In a wormhole, your entire livelihood, everything you do, every Sleeper you kill and every planet you exploit is utterly meaningless from a profit perspective unless you get the goods out to highsec and sold at a market. To make matters worse, you never know when you’ll get out, or where you’ll come out, and almost all payouts are pegged to Jita prices. This means that at some point, you or some key person from your corp needs to take the goods to market – and preferably to Jita. Add to this that after some time without Local, wormholers get seriously paranoid in a system full of people in Local – one of the great ironies of losing Local is that your brain’s defense mechanism is to automatically categorize anyone in Local as an enemy – obvious a problem anywhere along a route to Jita.
So what every wormhole denizen fears most is the ganking of their loot hauler en route to Jita. Wormholes come out more often than not near Amarr, and Niarja is the one deep, dark, utterly gankable 0.5 security system on the route.
Only proper care in routing and packing along with the occasional acceptance of using a different trade hub can resolve this concern.
Axes of Misunderstanding – Crossing the Wheel
Going “across the wheel” of the cycle is where you also find the greatest level of misunderstanding, based on my observations. Of course, all of them are wrong at some level. High and Null always seem jealous of each others’ resources (Axis of Envy), where wormholers and lowsec dwellers just seem to think the other are strange for the restrictions they live with (Axis of WTF).
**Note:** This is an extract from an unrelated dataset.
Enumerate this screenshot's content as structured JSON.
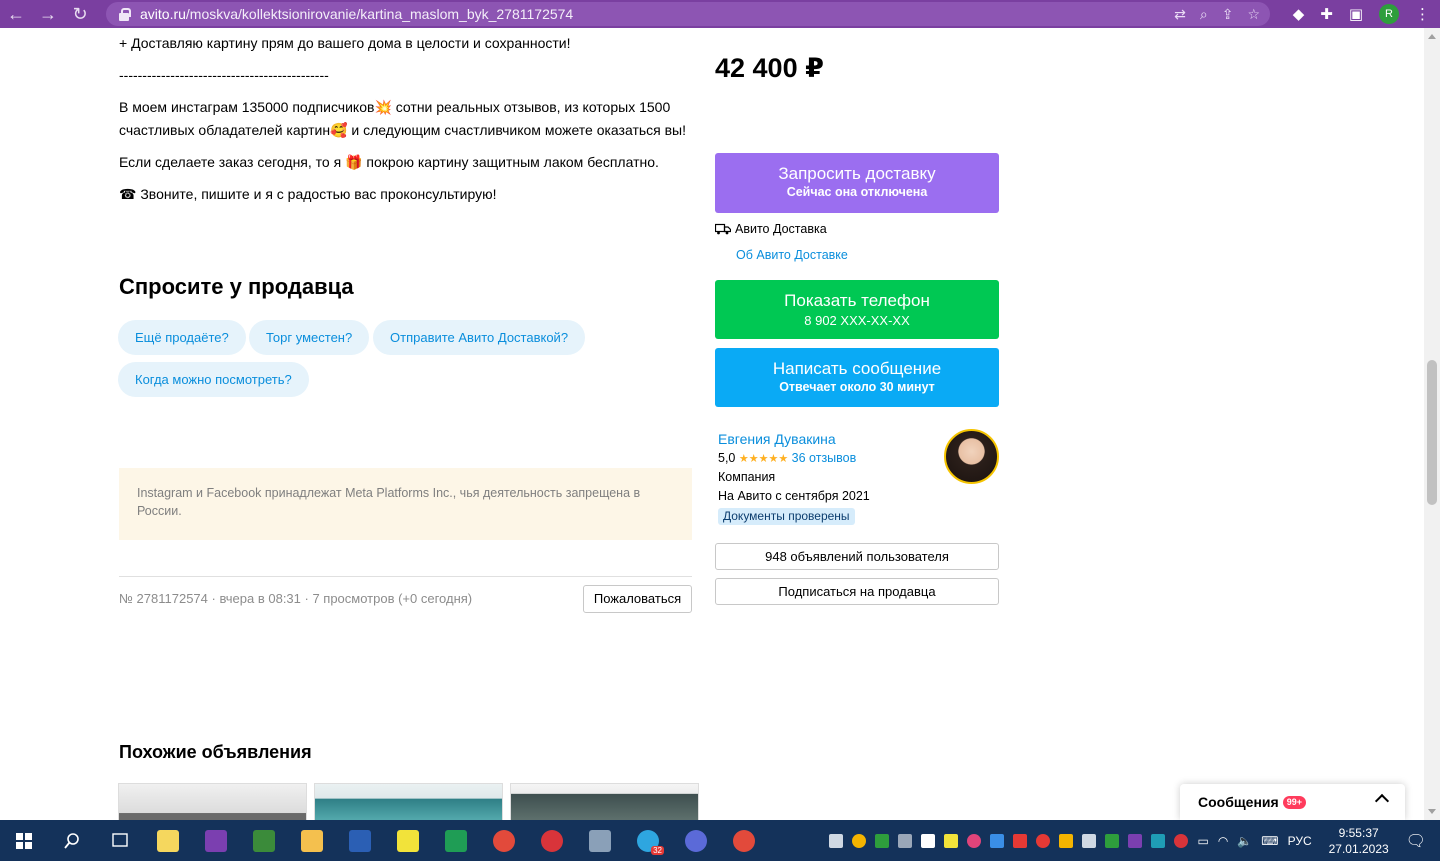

- Highsec dweller thinks of nullsec: Why do they get all the advantages? They have all the best ores and then see fit to come and suicide gank us while not facing the risks themselves – after all, their alliance provides them all their ships for free! They’re all blue to each other anyhow. It’s not fair that they get these advantages with no real challenge to their space.
- Nullsec dweller thinks of highsec: The people there need to play the game, and come out of the “training zone” of highsec. Also, why on earth do we not have all of the highsec components here in our home constellation? It’s not fair that we have to be dependent on highsec and we don’t have good sources of personal spending money.
- Wormhole dweller thinks of lowsec: What the hell do you mean I can’t go into highsec any more now that I podded those 5 guys? You POD ALL THE THINGS. WTF CONCORDOKKEN when I jump?!? I have to get this stuff to market! This space sucks let’s go shoot each other or gank some nullbears.
- Lowsec dweller thinks of wormholes: Seriously? Locked away in their inaccessible cocoons with nothing to do but run sites? Sounds like a boring pain in the ass. I got into lowsec to shoot stuff in the face, not farm.
They are of course stereotypes and broad generalizations. But it’s funny how many things I see in blogs or on Twitter or in game that correspond to these stereotypes – that is, after all, the definition of a stereotype. Thoughts and examples welcomed.